[Opening Data for this task section]

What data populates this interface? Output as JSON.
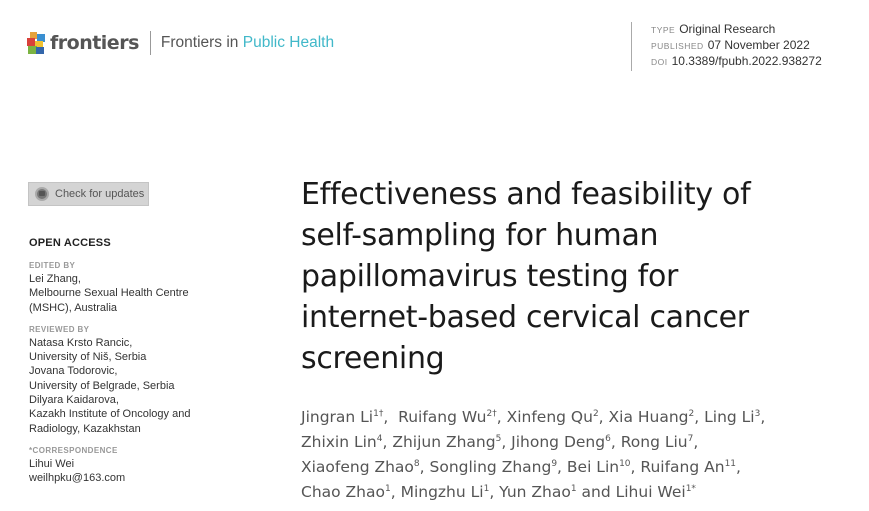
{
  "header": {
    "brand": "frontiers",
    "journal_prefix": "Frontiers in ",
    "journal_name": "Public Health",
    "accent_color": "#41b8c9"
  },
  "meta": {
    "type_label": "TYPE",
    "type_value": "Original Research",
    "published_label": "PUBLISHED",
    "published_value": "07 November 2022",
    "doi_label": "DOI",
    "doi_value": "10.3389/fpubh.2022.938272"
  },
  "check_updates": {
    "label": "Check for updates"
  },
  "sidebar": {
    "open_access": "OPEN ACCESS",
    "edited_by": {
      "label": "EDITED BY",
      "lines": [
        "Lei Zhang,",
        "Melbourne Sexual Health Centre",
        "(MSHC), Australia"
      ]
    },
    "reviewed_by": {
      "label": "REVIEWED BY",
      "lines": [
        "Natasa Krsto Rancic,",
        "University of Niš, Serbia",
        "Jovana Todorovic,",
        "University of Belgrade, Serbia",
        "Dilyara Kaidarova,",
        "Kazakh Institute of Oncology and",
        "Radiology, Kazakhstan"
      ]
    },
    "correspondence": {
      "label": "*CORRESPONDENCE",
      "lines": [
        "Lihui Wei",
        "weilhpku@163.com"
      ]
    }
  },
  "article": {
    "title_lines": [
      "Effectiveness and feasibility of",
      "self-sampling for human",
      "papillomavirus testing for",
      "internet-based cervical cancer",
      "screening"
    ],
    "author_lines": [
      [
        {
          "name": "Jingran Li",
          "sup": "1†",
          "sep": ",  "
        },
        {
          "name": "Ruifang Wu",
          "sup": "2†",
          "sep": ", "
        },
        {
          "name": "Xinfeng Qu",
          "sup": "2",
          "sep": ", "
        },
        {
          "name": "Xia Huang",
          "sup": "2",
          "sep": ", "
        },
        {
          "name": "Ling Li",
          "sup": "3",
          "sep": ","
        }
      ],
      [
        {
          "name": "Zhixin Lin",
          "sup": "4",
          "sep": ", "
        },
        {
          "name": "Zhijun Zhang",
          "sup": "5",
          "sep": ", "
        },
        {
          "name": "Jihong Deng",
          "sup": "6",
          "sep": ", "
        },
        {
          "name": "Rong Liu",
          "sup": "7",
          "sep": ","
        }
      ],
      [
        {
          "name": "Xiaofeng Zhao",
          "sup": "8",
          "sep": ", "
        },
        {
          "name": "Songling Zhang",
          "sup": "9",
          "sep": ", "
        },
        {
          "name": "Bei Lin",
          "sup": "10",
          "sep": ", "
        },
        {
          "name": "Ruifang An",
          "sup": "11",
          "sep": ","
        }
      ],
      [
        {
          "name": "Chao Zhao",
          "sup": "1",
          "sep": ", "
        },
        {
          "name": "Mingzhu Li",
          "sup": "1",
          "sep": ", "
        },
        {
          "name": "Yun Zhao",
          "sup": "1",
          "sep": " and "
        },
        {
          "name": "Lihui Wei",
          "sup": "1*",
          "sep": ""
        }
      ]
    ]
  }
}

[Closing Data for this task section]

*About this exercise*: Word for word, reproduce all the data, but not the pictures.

*Solution for this problem*:
What data populates this interface? Output as JSON.
{
  "header": {
    "brand": "frontiers",
    "journal_prefix": "Frontiers in ",
    "journal_name": "Public Health",
    "accent_color": "#41b8c9"
  },
  "meta": {
    "type_label": "TYPE",
    "type_value": "Original Research",
    "published_label": "PUBLISHED",
    "published_value": "07 November 2022",
    "doi_label": "DOI",
    "doi_value": "10.3389/fpubh.2022.938272"
  },
  "check_updates": {
    "label": "Check for updates"
  },
  "sidebar": {
    "open_access": "OPEN ACCESS",
    "edited_by": {
      "label": "EDITED BY",
      "lines": [
        "Lei Zhang,",
        "Melbourne Sexual Health Centre",
        "(MSHC), Australia"
      ]
    },
    "reviewed_by": {
      "label": "REVIEWED BY",
      "lines": [
        "Natasa Krsto Rancic,",
        "University of Niš, Serbia",
        "Jovana Todorovic,",
        "University of Belgrade, Serbia",
        "Dilyara Kaidarova,",
        "Kazakh Institute of Oncology and",
        "Radiology, Kazakhstan"
      ]
    },
    "correspondence": {
      "label": "*CORRESPONDENCE",
      "lines": [
        "Lihui Wei",
        "weilhpku@163.com"
      ]
    }
  },
  "article": {
    "title_lines": [
      "Effectiveness and feasibility of",
      "self-sampling for human",
      "papillomavirus testing for",
      "internet-based cervical cancer",
      "screening"
    ],
    "author_lines": [
      [
        {
          "name": "Jingran Li",
          "sup": "1†",
          "sep": ",  "
        },
        {
          "name": "Ruifang Wu",
          "sup": "2†",
          "sep": ", "
        },
        {
          "name": "Xinfeng Qu",
          "sup": "2",
          "sep": ", "
        },
        {
          "name": "Xia Huang",
          "sup": "2",
          "sep": ", "
        },
        {
          "name": "Ling Li",
          "sup": "3",
          "sep": ","
        }
      ],
      [
        {
          "name": "Zhixin Lin",
          "sup": "4",
          "sep": ", "
        },
        {
          "name": "Zhijun Zhang",
          "sup": "5",
          "sep": ", "
        },
        {
          "name": "Jihong Deng",
          "sup": "6",
          "sep": ", "
        },
        {
          "name": "Rong Liu",
          "sup": "7",
          "sep": ","
        }
      ],
      [
        {
          "name": "Xiaofeng Zhao",
          "sup": "8",
          "sep": ", "
        },
        {
          "name": "Songling Zhang",
          "sup": "9",
          "sep": ", "
        },
        {
          "name": "Bei Lin",
          "sup": "10",
          "sep": ", "
        },
        {
          "name": "Ruifang An",
          "sup": "11",
          "sep": ","
        }
      ],
      [
        {
          "name": "Chao Zhao",
          "sup": "1",
          "sep": ", "
        },
        {
          "name": "Mingzhu Li",
          "sup": "1",
          "sep": ", "
        },
        {
          "name": "Yun Zhao",
          "sup": "1",
          "sep": " and "
        },
        {
          "name": "Lihui Wei",
          "sup": "1*",
          "sep": ""
        }
      ]
    ]
  }
}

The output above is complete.